The exercise was part of an after school program Nealey heads up at the club called Dear D.I.V.A.

“We’re taking diva to the next level,” Nealey said with some sass before explaining that the letters in the group name stand for dynamic, intellectual, virtuous and admirable.

Nealey said her main reason for bringing the D.I.V.A. program to Pike County in February was what she calls “girl drama.”

And she’s found help from a few Troy University students who partake in a similar program on campus. Members of the new student-founded group M.I.S.S. Elite Society share the same goals of uplifting and empowering women.

The group’s name stands for “Motivating and Instilling Sophisticated Students into an Elite Society.”

“We were looking for a good volunteer opportunity and this was the perfect fit,” said M.I.S.S. Elite’s event coordinator Christina Cook, 20.

“I never had a mentor when I was younger,” explained one of the group’s members Tiffany Slater, 20. “I feel that I am helping the girls, but I am growing too because I am listening and sharing.”

The Troy students visit with the teenagers and discuss anything the girls are dealing with, from studying, self-esteem and ways to improve their lives, to sex and abstinence.

“We are teaching young ladies to act like young ladies,” Nealey said.

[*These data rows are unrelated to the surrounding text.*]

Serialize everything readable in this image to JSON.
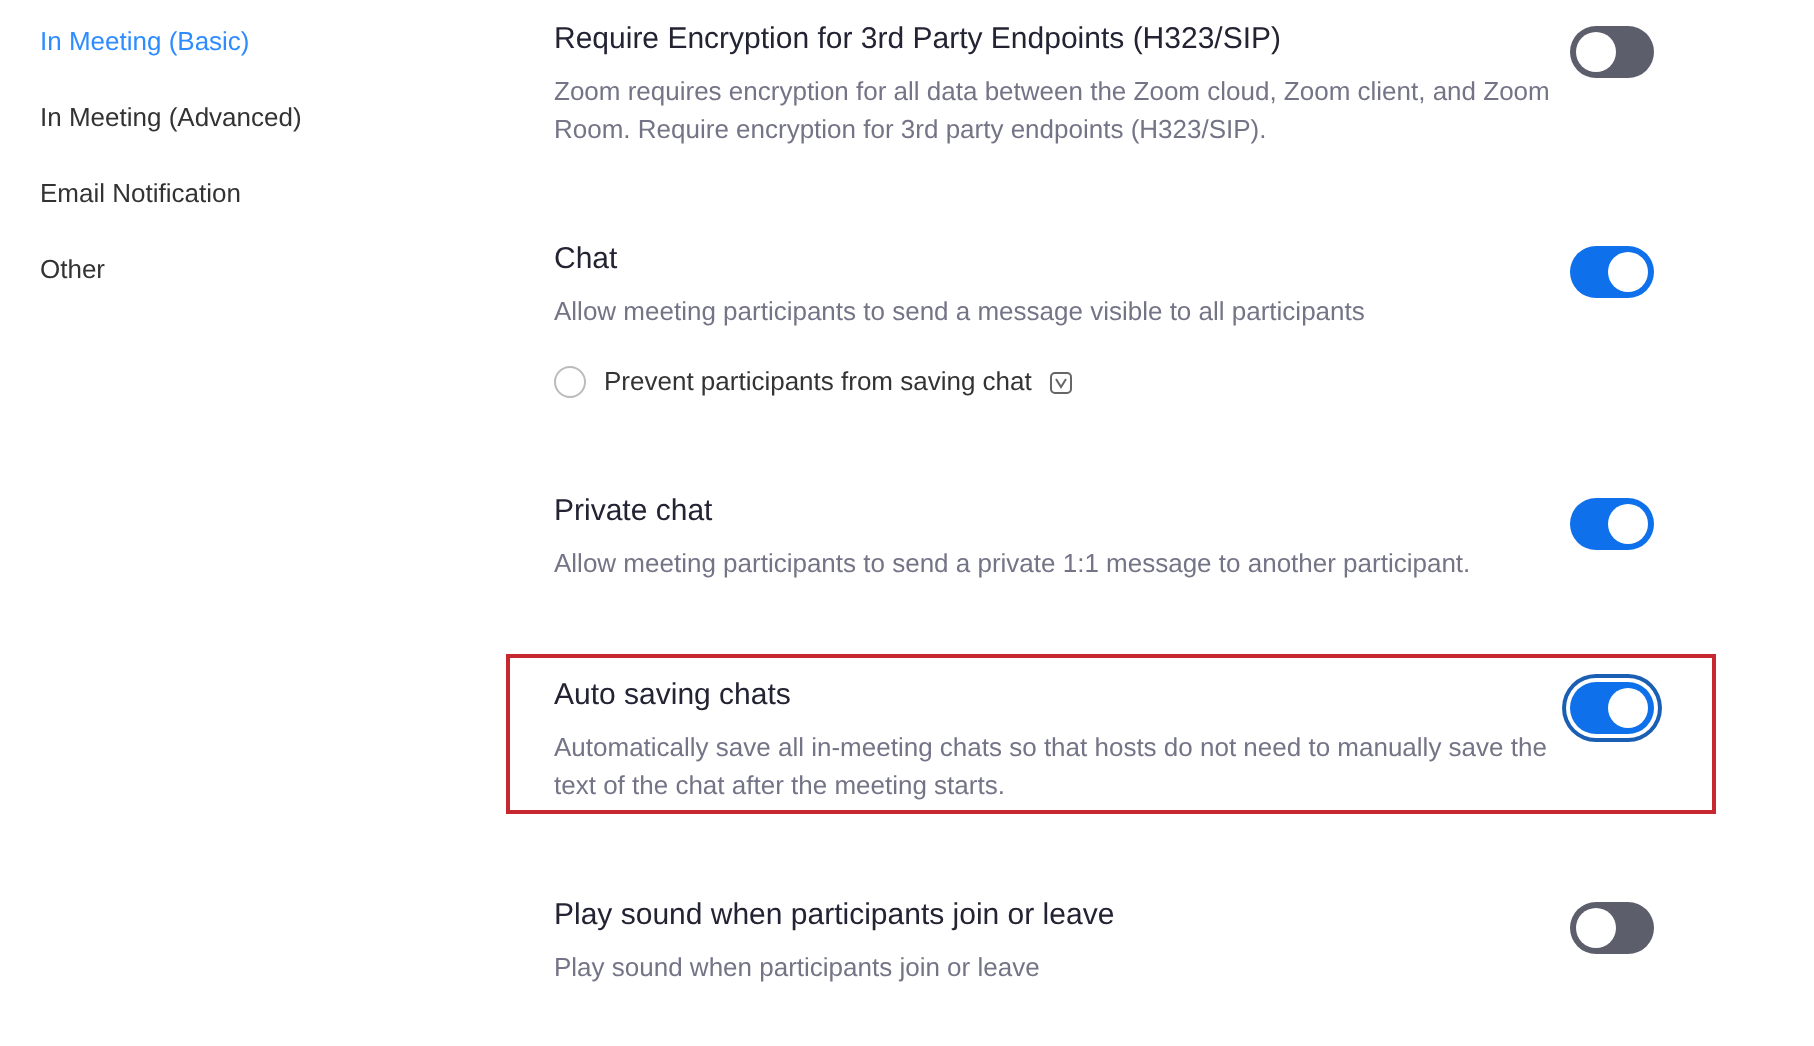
{
  "sidebar": {
    "items": [
      {
        "label": "In Meeting (Basic)",
        "selected": true
      },
      {
        "label": "In Meeting (Advanced)",
        "selected": false
      },
      {
        "label": "Email Notification",
        "selected": false
      },
      {
        "label": "Other",
        "selected": false
      }
    ]
  },
  "settings": [
    {
      "title": "Require Encryption for 3rd Party Endpoints (H323/SIP)",
      "description": "Zoom requires encryption for all data between the Zoom cloud, Zoom client, and Zoom Room. Require encryption for 3rd party endpoints (H323/SIP).",
      "on": false,
      "highlighted": false
    },
    {
      "title": "Chat",
      "description": "Allow meeting participants to send a message visible to all participants",
      "on": true,
      "highlighted": false,
      "options": [
        {
          "label": "Prevent participants from saving chat",
          "checked": false
        }
      ]
    },
    {
      "title": "Private chat",
      "description": "Allow meeting participants to send a private 1:1 message to another participant.",
      "on": true,
      "highlighted": false
    },
    {
      "title": "Auto saving chats",
      "description": "Automatically save all in-meeting chats so that hosts do not need to manually save the text of the chat after the meeting starts.",
      "on": true,
      "highlighted": true
    },
    {
      "title": "Play sound when participants join or leave",
      "description": "Play sound when participants join or leave",
      "on": false,
      "highlighted": false
    }
  ]
}
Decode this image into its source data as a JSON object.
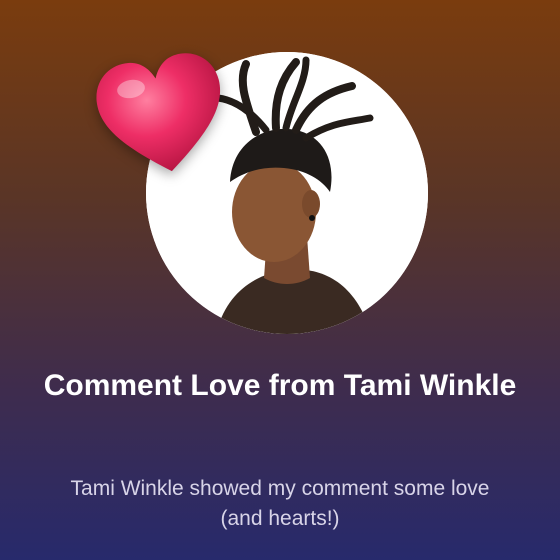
{
  "notification": {
    "title": "Comment Love from Tami Winkle",
    "subtitle": "Tami Winkle showed my comment some love (and hearts!)"
  },
  "icons": {
    "reaction": "heart-icon",
    "profile": "avatar"
  },
  "colors": {
    "gradient_top": "#7a3c0e",
    "gradient_bottom": "#272a6c",
    "heart": "#e8245c",
    "title_text": "#ffffff",
    "subtitle_text": "#d8d4e8"
  }
}
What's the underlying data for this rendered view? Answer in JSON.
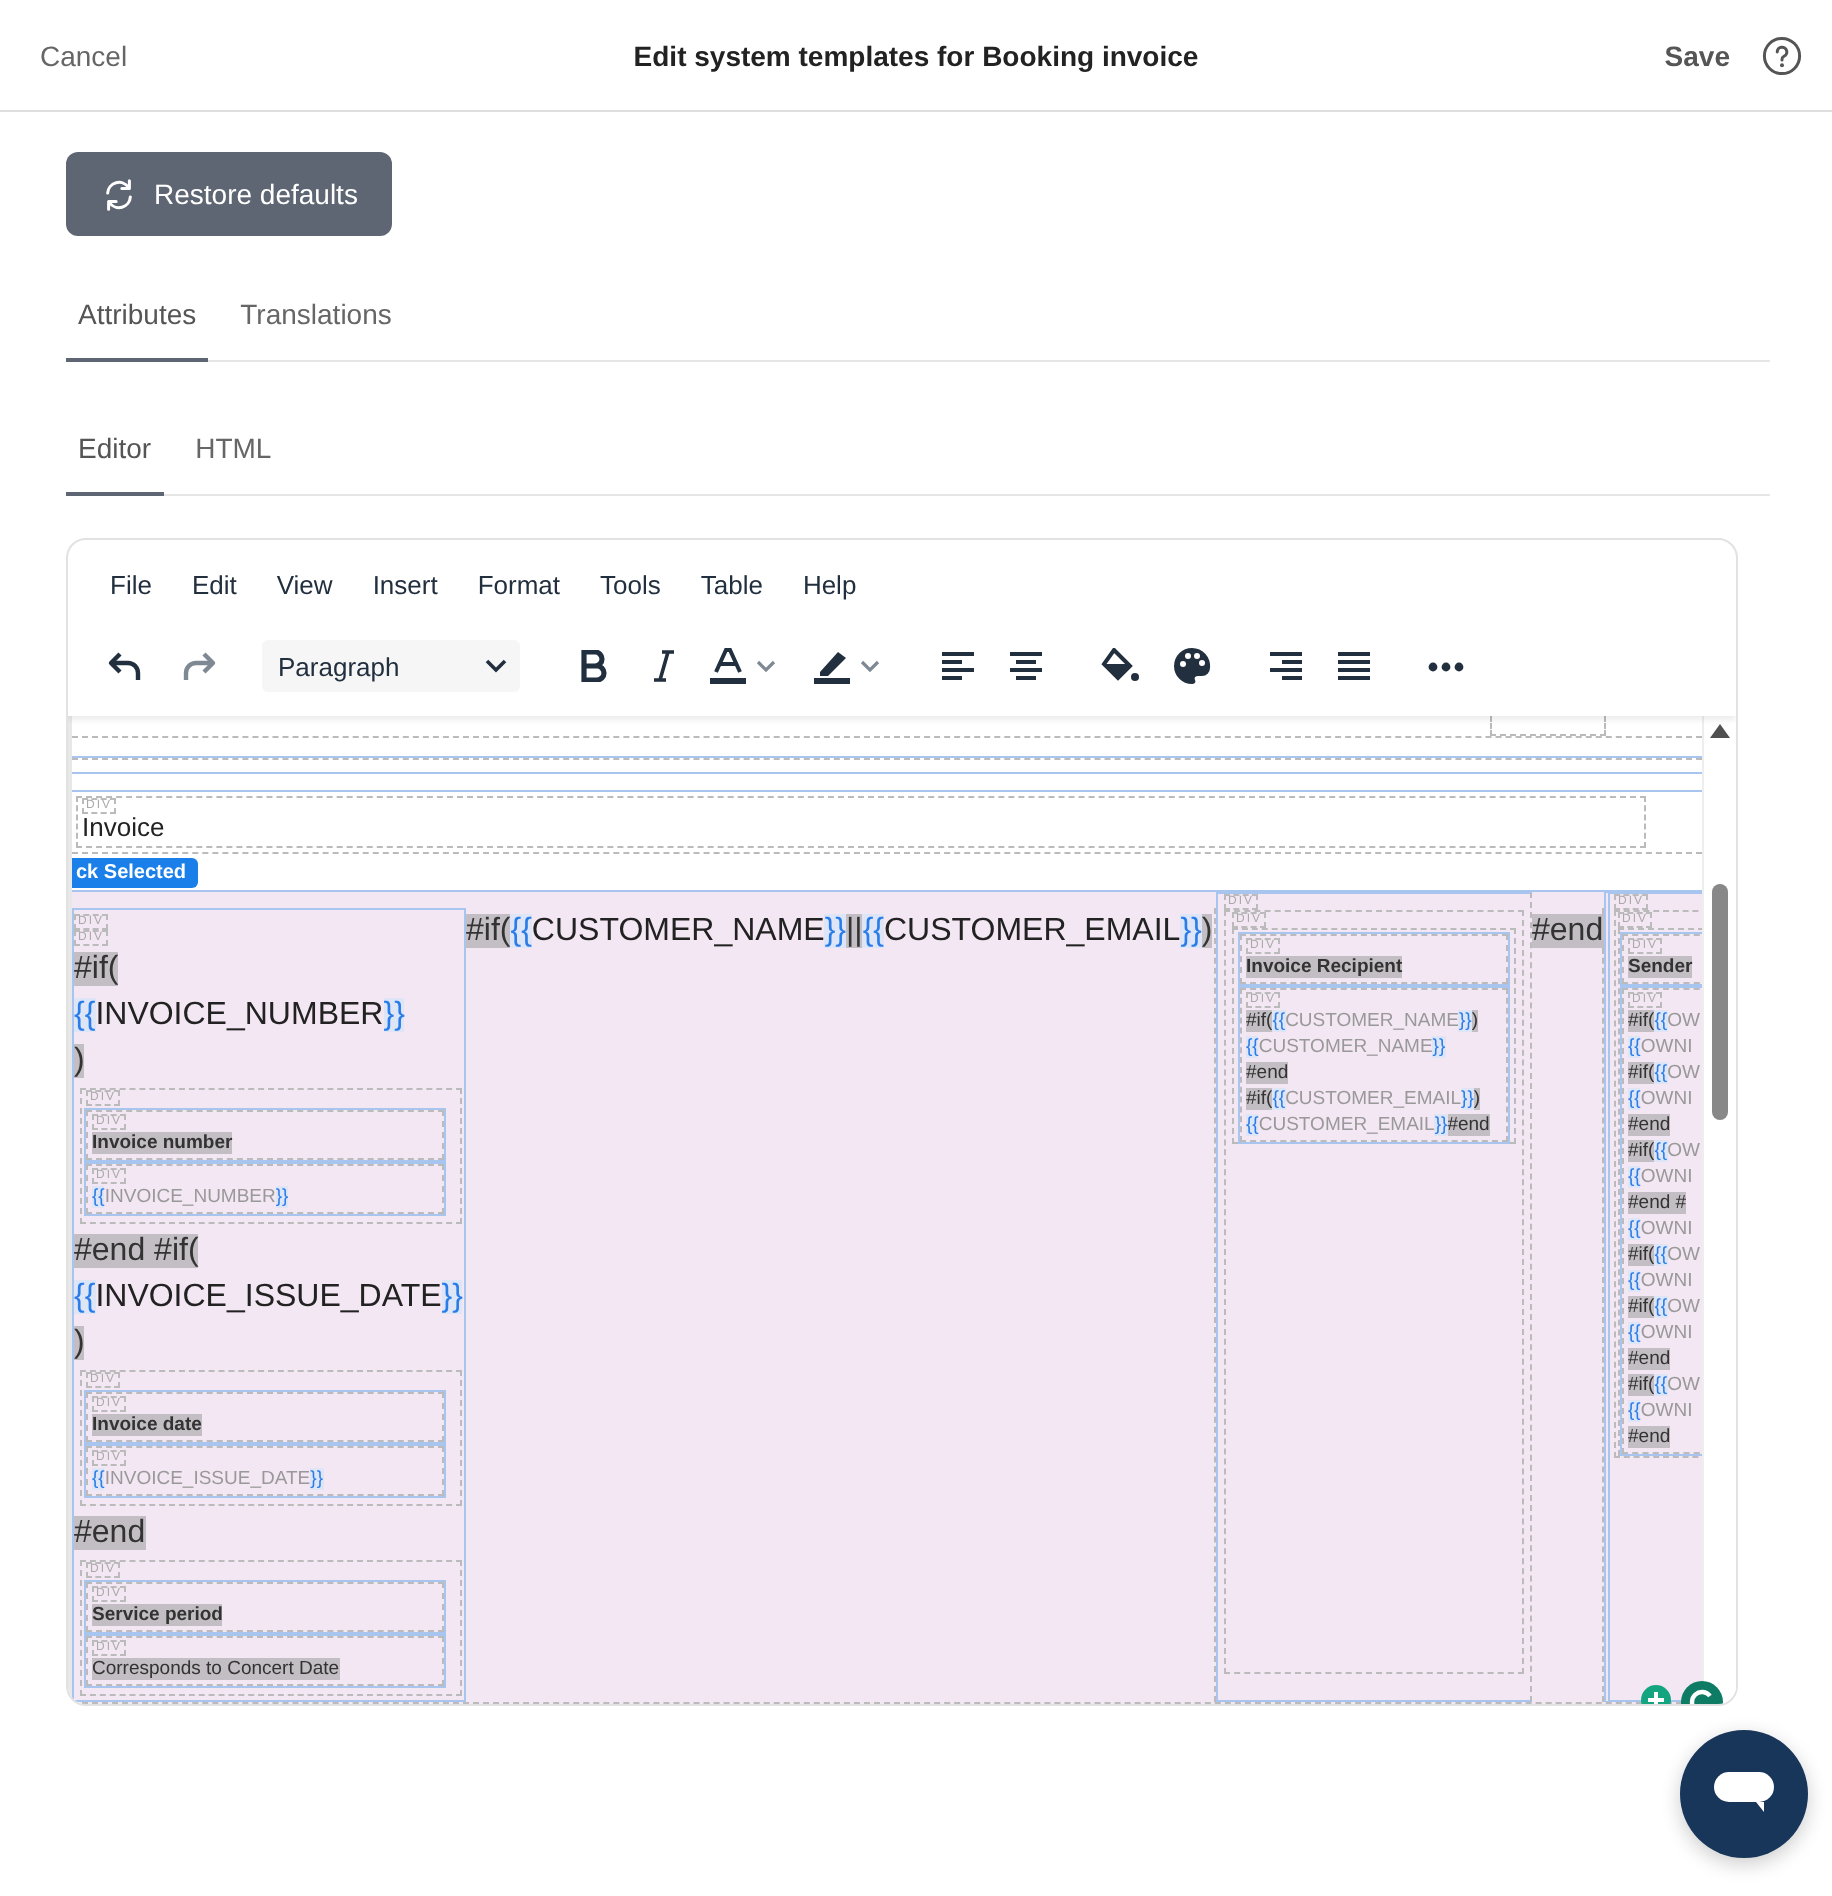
{
  "header": {
    "cancel": "Cancel",
    "title": "Edit system templates for Booking invoice",
    "save": "Save"
  },
  "restore_button": "Restore defaults",
  "section_tabs": [
    {
      "label": "Attributes",
      "selected": true
    },
    {
      "label": "Translations",
      "selected": false
    }
  ],
  "editor_tabs": [
    {
      "label": "Editor",
      "selected": true
    },
    {
      "label": "HTML",
      "selected": false
    }
  ],
  "editor": {
    "menu": [
      "File",
      "Edit",
      "View",
      "Insert",
      "Format",
      "Tools",
      "Table",
      "Help"
    ],
    "block_format": "Paragraph",
    "selection_badge": "ck Selected",
    "title_block": {
      "tag": "DIV",
      "text": "Invoice"
    },
    "left_tags": [
      "DIV",
      "DIV"
    ],
    "left_column": [
      {
        "kind": "line",
        "parts": [
          {
            "kind": "code",
            "text": "#if("
          }
        ]
      },
      {
        "kind": "line",
        "parts": [
          {
            "kind": "brace",
            "text": "{{"
          },
          {
            "kind": "var",
            "text": "INVOICE_NUMBER"
          },
          {
            "kind": "brace",
            "text": "}}"
          }
        ]
      },
      {
        "kind": "line",
        "parts": [
          {
            "kind": "code",
            "text": ")"
          }
        ]
      },
      {
        "kind": "group",
        "tag": "DIV",
        "fields": [
          {
            "kind": "label",
            "tag": "DIV",
            "lines": [
              [
                {
                  "kind": "code",
                  "text": "Invoice number"
                }
              ]
            ]
          },
          {
            "kind": "value",
            "tag": "DIV",
            "lines": [
              [
                {
                  "kind": "brace",
                  "text": "{{"
                },
                {
                  "kind": "var",
                  "text": "INVOICE_NUMBER"
                },
                {
                  "kind": "brace",
                  "text": "}}"
                }
              ]
            ]
          }
        ]
      },
      {
        "kind": "line",
        "parts": [
          {
            "kind": "code",
            "text": "#end #if("
          }
        ]
      },
      {
        "kind": "line",
        "parts": [
          {
            "kind": "brace",
            "text": "{{"
          },
          {
            "kind": "var",
            "text": "INVOICE_ISSUE_DATE"
          },
          {
            "kind": "brace",
            "text": "}}"
          }
        ]
      },
      {
        "kind": "line",
        "parts": [
          {
            "kind": "code",
            "text": ")"
          }
        ]
      },
      {
        "kind": "group",
        "tag": "DIV",
        "fields": [
          {
            "kind": "label",
            "tag": "DIV",
            "lines": [
              [
                {
                  "kind": "code",
                  "text": "Invoice date"
                }
              ]
            ]
          },
          {
            "kind": "value",
            "tag": "DIV",
            "lines": [
              [
                {
                  "kind": "brace",
                  "text": "{{"
                },
                {
                  "kind": "var",
                  "text": "INVOICE_ISSUE_DATE"
                },
                {
                  "kind": "brace",
                  "text": "}}"
                }
              ]
            ]
          }
        ]
      },
      {
        "kind": "line",
        "parts": [
          {
            "kind": "code",
            "text": "#end"
          }
        ]
      },
      {
        "kind": "group",
        "tag": "DIV",
        "fields": [
          {
            "kind": "label",
            "tag": "DIV",
            "lines": [
              [
                {
                  "kind": "code",
                  "text": "Service period"
                }
              ]
            ]
          },
          {
            "kind": "value",
            "tag": "DIV",
            "lines": [
              [
                {
                  "kind": "code",
                  "text": "Corresponds to Concert Date"
                }
              ]
            ]
          }
        ]
      }
    ],
    "middle_line": [
      {
        "kind": "code",
        "text": "#if("
      },
      {
        "kind": "brace",
        "text": "{{"
      },
      {
        "kind": "var",
        "text": "CUSTOMER_NAME"
      },
      {
        "kind": "brace",
        "text": "}}"
      },
      {
        "kind": "code",
        "text": "||"
      },
      {
        "kind": "brace",
        "text": "{{"
      },
      {
        "kind": "var",
        "text": "CUSTOMER_EMAIL"
      },
      {
        "kind": "brace",
        "text": "}}"
      },
      {
        "kind": "code",
        "text": ")"
      }
    ],
    "recipient": {
      "tags": [
        "DIV",
        "DIV"
      ],
      "fields": [
        {
          "kind": "label",
          "tag": "DIV",
          "lines": [
            [
              {
                "kind": "code",
                "text": "Invoice Recipient"
              }
            ]
          ]
        },
        {
          "kind": "value",
          "tag": "DIV",
          "lines": [
            [
              {
                "kind": "code",
                "text": "#if("
              },
              {
                "kind": "brace",
                "text": "{{"
              },
              {
                "kind": "var",
                "text": "CUSTOMER_NAME"
              },
              {
                "kind": "brace",
                "text": "}}"
              },
              {
                "kind": "code",
                "text": ")"
              }
            ],
            [
              {
                "kind": "brace",
                "text": "{{"
              },
              {
                "kind": "var",
                "text": "CUSTOMER_NAME"
              },
              {
                "kind": "brace",
                "text": "}}"
              }
            ],
            [
              {
                "kind": "code",
                "text": "#end"
              }
            ],
            [
              {
                "kind": "code",
                "text": "#if("
              },
              {
                "kind": "brace",
                "text": "{{"
              },
              {
                "kind": "var",
                "text": "CUSTOMER_EMAIL"
              },
              {
                "kind": "brace",
                "text": "}}"
              },
              {
                "kind": "code",
                "text": ")"
              }
            ],
            [
              {
                "kind": "brace",
                "text": "{{"
              },
              {
                "kind": "var",
                "text": "CUSTOMER_EMAIL"
              },
              {
                "kind": "brace",
                "text": "}}"
              },
              {
                "kind": "code",
                "text": "#end"
              }
            ]
          ]
        }
      ]
    },
    "end_line": [
      {
        "kind": "code",
        "text": "#end"
      }
    ],
    "sender": {
      "tags": [
        "DIV",
        "DIV"
      ],
      "fields": [
        {
          "kind": "label",
          "tag": "DIV",
          "lines": [
            [
              {
                "kind": "code",
                "text": "Sender"
              }
            ]
          ]
        },
        {
          "kind": "value",
          "tag": "DIV",
          "lines": [
            [
              {
                "kind": "code",
                "text": "#if("
              },
              {
                "kind": "brace",
                "text": "{{"
              },
              {
                "kind": "var",
                "text": "OW"
              }
            ],
            [
              {
                "kind": "brace",
                "text": "{{"
              },
              {
                "kind": "var",
                "text": "OWNI"
              }
            ],
            [
              {
                "kind": "code",
                "text": "#if("
              },
              {
                "kind": "brace",
                "text": "{{"
              },
              {
                "kind": "var",
                "text": "OW"
              }
            ],
            [
              {
                "kind": "brace",
                "text": "{{"
              },
              {
                "kind": "var",
                "text": "OWNI"
              }
            ],
            [
              {
                "kind": "code",
                "text": "#end"
              }
            ],
            [
              {
                "kind": "code",
                "text": "#if("
              },
              {
                "kind": "brace",
                "text": "{{"
              },
              {
                "kind": "var",
                "text": "OW"
              }
            ],
            [
              {
                "kind": "brace",
                "text": "{{"
              },
              {
                "kind": "var",
                "text": "OWNI"
              }
            ],
            [
              {
                "kind": "code",
                "text": "#end #"
              }
            ],
            [
              {
                "kind": "brace",
                "text": "{{"
              },
              {
                "kind": "var",
                "text": "OWNI"
              }
            ],
            [
              {
                "kind": "code",
                "text": "#if("
              },
              {
                "kind": "brace",
                "text": "{{"
              },
              {
                "kind": "var",
                "text": "OW"
              }
            ],
            [
              {
                "kind": "brace",
                "text": "{{"
              },
              {
                "kind": "var",
                "text": "OWNI"
              }
            ],
            [
              {
                "kind": "code",
                "text": "#if("
              },
              {
                "kind": "brace",
                "text": "{{"
              },
              {
                "kind": "var",
                "text": "OW"
              }
            ],
            [
              {
                "kind": "brace",
                "text": "{{"
              },
              {
                "kind": "var",
                "text": "OWNI"
              }
            ],
            [
              {
                "kind": "code",
                "text": "#end"
              }
            ],
            [
              {
                "kind": "code",
                "text": "#if("
              },
              {
                "kind": "brace",
                "text": "{{"
              },
              {
                "kind": "var",
                "text": "OW"
              }
            ],
            [
              {
                "kind": "brace",
                "text": "{{"
              },
              {
                "kind": "var",
                "text": "OWNI"
              }
            ],
            [
              {
                "kind": "code",
                "text": "#end"
              }
            ]
          ]
        }
      ]
    }
  }
}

“I love it because I can express myself and talk to people who understand me,” said Lalonie Berry, a 12-year-old student at Charles Henderson Middle School. “I have learned how to respect people and how to go to people when you need help with anything.”

Nealey also volunteers with the F.L.O (For Ladies Only) program at Charles Henderson Middle School that tackles some of the same issues as the D.I.V.A. group. For information on either program, call the Boys & Girls Club. For information about the M.I.S.S. Elite Society, visit their Facebook page.

To see a photo gallery of today’s D.I.V.A. session, visit